**Supplied information**
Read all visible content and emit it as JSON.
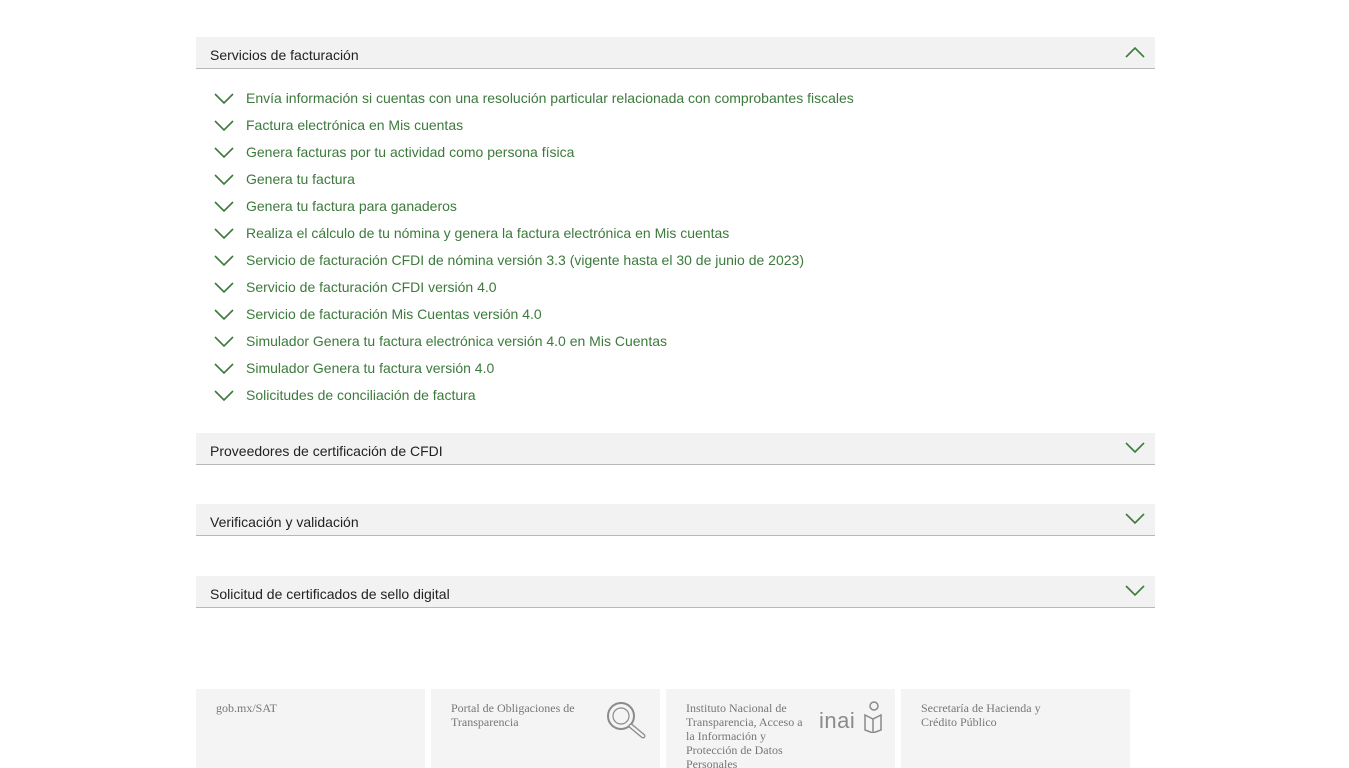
{
  "colors": {
    "accent": "#3c7a3c",
    "header_bg": "#f2f2f2",
    "footer_bg": "#f4f4f4",
    "footer_text": "#777777"
  },
  "sections": [
    {
      "title": "Servicios de facturación",
      "expanded": true,
      "icon": "chevron-up-icon"
    },
    {
      "title": "Proveedores de certificación de CFDI",
      "expanded": false,
      "icon": "chevron-down-icon"
    },
    {
      "title": "Verificación y validación",
      "expanded": false,
      "icon": "chevron-down-icon"
    },
    {
      "title": "Solicitud de certificados de sello digital",
      "expanded": false,
      "icon": "chevron-down-icon"
    }
  ],
  "services": [
    "Envía información si cuentas con una resolución particular relacionada con comprobantes fiscales",
    "Factura electrónica en Mis cuentas",
    "Genera facturas por tu actividad como persona física",
    "Genera tu factura",
    "Genera tu factura para ganaderos",
    "Realiza el cálculo de tu nómina y genera la factura electrónica en Mis cuentas",
    "Servicio de facturación CFDI de nómina versión 3.3 (vigente hasta el 30 de junio de 2023)",
    "Servicio de facturación CFDI versión 4.0",
    "Servicio de facturación Mis Cuentas versión 4.0",
    "Simulador Genera tu factura electrónica versión 4.0 en Mis Cuentas",
    "Simulador Genera tu factura versión 4.0",
    "Solicitudes de conciliación de factura"
  ],
  "footer": {
    "gob": "gob.mx/SAT",
    "transparencia": "Portal de Obligaciones de Transparencia",
    "inai_text": "Instituto Nacional de Transparencia, Acceso a la Información y Protección de Datos Personales",
    "inai_logo": "inai",
    "hacienda": "Secretaría de Hacienda y Crédito Público"
  }
}
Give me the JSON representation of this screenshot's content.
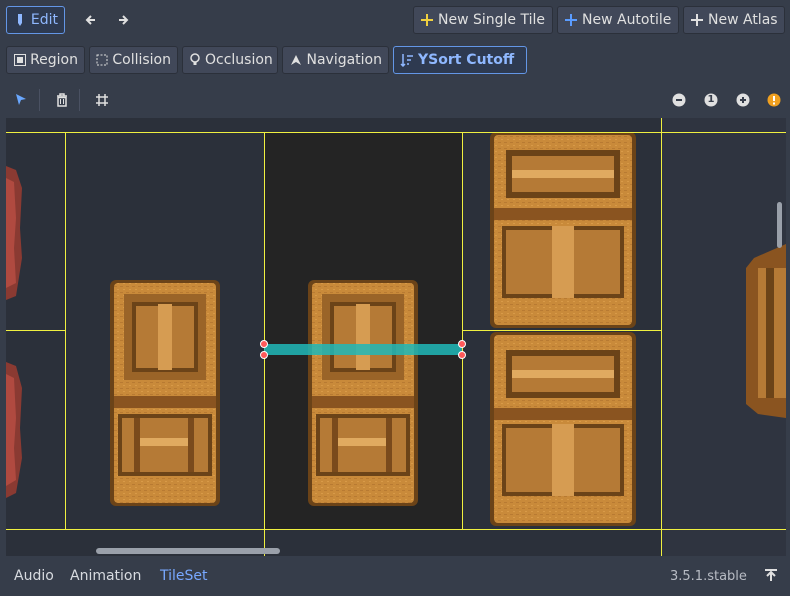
{
  "toolbar": {
    "edit_label": "Edit",
    "new_single_tile_label": "New Single Tile",
    "new_autotile_label": "New Autotile",
    "new_atlas_label": "New Atlas"
  },
  "modes": {
    "region_label": "Region",
    "collision_label": "Collision",
    "occlusion_label": "Occlusion",
    "navigation_label": "Navigation",
    "ysort_label": "YSort Cutoff"
  },
  "zoom": {
    "reset_label": "1"
  },
  "bottom_tabs": {
    "audio": "Audio",
    "animation": "Animation",
    "tileset": "TileSet"
  },
  "status": {
    "version": "3.5.1.stable"
  },
  "colors": {
    "accent": "#78a8ff",
    "grid": "#f0f040",
    "ysort_bar": "#20b8b8",
    "handle": "#ff5a5a",
    "crate": "#c98a3a"
  },
  "icons": [
    "edit-icon",
    "arrow-left-icon",
    "arrow-right-icon",
    "plus-icon",
    "region-icon",
    "collision-icon",
    "occlusion-icon",
    "navigation-icon",
    "ysort-icon",
    "select-icon",
    "trash-icon",
    "grid-icon",
    "zoom-out-icon",
    "zoom-reset-icon",
    "zoom-in-icon",
    "warning-icon",
    "pin-icon"
  ]
}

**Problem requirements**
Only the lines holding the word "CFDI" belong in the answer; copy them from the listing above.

**Answer**
      "title": "Proveedores de certificación de CFDI",
    "Servicio de facturación CFDI de nómina versión 3.3 (vigente hasta el 30 de junio de 2023)",
    "Servicio de facturación CFDI versión 4.0",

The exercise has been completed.